The records:
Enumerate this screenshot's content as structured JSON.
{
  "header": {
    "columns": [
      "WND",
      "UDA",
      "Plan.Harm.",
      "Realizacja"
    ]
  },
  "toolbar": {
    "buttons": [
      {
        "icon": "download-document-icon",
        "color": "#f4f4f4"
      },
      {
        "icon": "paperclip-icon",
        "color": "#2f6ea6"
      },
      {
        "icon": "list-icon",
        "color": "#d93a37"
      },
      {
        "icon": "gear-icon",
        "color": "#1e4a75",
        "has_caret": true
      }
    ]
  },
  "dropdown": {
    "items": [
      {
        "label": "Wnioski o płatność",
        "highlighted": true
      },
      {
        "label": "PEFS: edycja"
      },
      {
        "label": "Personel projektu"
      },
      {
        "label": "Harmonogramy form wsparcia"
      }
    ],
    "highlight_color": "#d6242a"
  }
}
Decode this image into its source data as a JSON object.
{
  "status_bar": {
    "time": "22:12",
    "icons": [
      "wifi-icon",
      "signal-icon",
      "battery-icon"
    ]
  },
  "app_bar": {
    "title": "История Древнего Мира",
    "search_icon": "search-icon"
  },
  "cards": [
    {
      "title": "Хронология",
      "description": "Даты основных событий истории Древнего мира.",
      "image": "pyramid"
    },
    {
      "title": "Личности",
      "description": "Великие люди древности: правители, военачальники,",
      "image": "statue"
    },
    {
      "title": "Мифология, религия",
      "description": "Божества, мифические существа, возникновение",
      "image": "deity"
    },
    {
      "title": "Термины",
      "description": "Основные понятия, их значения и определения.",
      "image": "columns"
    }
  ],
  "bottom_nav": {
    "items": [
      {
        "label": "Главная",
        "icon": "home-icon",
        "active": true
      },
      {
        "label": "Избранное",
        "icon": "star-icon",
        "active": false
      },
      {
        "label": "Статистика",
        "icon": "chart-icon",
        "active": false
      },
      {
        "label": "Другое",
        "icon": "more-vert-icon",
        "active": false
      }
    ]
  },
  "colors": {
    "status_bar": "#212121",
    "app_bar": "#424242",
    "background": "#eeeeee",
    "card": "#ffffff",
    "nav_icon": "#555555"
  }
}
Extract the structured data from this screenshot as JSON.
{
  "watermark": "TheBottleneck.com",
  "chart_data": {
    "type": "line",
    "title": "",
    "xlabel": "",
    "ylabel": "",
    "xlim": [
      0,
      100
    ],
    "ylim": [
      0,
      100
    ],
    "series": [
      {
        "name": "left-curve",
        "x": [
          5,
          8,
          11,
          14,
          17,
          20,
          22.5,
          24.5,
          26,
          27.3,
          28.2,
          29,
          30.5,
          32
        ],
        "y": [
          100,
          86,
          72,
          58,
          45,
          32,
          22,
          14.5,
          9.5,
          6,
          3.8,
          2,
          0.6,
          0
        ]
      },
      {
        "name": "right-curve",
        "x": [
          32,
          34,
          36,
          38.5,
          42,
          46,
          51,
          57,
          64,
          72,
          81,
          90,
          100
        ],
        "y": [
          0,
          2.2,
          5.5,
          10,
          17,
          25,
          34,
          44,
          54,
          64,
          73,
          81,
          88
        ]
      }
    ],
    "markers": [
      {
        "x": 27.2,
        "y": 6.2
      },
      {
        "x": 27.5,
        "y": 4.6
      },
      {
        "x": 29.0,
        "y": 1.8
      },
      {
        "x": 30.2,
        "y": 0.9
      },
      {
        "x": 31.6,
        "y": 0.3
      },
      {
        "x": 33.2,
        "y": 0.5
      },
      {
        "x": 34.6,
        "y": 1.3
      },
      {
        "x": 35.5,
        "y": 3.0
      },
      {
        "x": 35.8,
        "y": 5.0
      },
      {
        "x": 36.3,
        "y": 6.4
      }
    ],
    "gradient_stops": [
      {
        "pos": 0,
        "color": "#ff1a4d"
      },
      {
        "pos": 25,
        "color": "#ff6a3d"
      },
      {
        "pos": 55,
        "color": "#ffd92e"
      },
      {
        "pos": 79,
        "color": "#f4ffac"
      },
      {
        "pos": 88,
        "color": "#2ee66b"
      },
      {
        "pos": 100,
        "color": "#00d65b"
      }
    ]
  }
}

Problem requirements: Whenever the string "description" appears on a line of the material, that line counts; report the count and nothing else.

Written answer: 4